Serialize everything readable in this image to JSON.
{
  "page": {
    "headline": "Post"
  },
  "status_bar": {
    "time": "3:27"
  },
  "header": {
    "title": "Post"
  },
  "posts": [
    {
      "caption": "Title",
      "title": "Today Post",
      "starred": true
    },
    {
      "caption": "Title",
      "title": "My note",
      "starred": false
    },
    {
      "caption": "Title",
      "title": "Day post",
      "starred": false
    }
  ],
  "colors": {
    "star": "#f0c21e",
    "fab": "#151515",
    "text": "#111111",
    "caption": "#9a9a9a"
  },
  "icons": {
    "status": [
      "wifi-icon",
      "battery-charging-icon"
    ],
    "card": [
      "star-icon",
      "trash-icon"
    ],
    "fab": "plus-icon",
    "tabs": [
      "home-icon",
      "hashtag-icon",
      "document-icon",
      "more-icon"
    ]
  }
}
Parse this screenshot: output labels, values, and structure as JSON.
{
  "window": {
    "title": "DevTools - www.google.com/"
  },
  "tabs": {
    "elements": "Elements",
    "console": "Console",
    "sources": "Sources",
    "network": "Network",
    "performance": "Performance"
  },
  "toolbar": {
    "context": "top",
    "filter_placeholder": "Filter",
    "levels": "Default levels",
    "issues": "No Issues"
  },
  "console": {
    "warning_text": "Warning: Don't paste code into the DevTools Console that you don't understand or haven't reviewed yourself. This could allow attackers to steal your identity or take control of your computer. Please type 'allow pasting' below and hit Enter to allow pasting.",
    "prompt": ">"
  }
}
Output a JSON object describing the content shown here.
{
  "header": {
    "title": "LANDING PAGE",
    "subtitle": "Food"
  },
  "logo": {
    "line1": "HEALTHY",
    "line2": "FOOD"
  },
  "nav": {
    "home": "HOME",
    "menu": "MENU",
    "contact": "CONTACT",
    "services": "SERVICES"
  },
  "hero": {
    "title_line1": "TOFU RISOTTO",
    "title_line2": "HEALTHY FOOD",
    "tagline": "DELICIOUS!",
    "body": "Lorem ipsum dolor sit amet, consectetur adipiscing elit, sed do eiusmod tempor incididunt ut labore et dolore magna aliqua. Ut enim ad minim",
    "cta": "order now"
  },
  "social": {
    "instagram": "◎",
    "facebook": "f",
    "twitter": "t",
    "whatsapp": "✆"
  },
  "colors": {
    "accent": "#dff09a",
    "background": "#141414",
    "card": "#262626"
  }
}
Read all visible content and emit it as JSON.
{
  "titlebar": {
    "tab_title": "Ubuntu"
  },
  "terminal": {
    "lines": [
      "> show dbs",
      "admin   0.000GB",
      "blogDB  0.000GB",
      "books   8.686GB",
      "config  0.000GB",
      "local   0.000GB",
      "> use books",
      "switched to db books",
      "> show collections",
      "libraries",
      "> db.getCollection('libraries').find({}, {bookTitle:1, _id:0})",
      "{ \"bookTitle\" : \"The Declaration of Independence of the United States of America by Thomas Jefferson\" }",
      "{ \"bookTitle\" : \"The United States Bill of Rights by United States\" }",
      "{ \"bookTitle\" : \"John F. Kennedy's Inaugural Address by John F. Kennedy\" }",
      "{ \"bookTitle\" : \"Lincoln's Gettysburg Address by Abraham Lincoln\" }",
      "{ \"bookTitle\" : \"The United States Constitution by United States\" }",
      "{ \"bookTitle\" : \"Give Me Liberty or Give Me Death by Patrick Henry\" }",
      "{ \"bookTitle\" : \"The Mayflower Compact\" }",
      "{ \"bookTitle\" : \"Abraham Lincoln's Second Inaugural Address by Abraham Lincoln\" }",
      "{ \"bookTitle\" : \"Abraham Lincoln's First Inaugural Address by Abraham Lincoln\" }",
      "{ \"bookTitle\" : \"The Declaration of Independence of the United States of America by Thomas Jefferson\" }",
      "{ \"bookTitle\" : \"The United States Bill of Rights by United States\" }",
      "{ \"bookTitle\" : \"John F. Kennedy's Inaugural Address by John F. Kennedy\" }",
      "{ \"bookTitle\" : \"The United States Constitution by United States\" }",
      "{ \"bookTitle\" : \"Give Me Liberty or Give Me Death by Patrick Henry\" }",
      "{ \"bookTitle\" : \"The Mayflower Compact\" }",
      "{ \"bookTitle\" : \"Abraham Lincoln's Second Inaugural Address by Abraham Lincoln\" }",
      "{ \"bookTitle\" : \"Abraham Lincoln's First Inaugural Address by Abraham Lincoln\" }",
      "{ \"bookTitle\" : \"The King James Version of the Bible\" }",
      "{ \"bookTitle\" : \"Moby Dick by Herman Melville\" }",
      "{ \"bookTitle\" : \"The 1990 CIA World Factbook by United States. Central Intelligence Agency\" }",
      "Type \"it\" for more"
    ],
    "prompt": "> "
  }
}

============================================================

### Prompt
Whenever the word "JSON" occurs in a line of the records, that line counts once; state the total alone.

### Solution to this task
4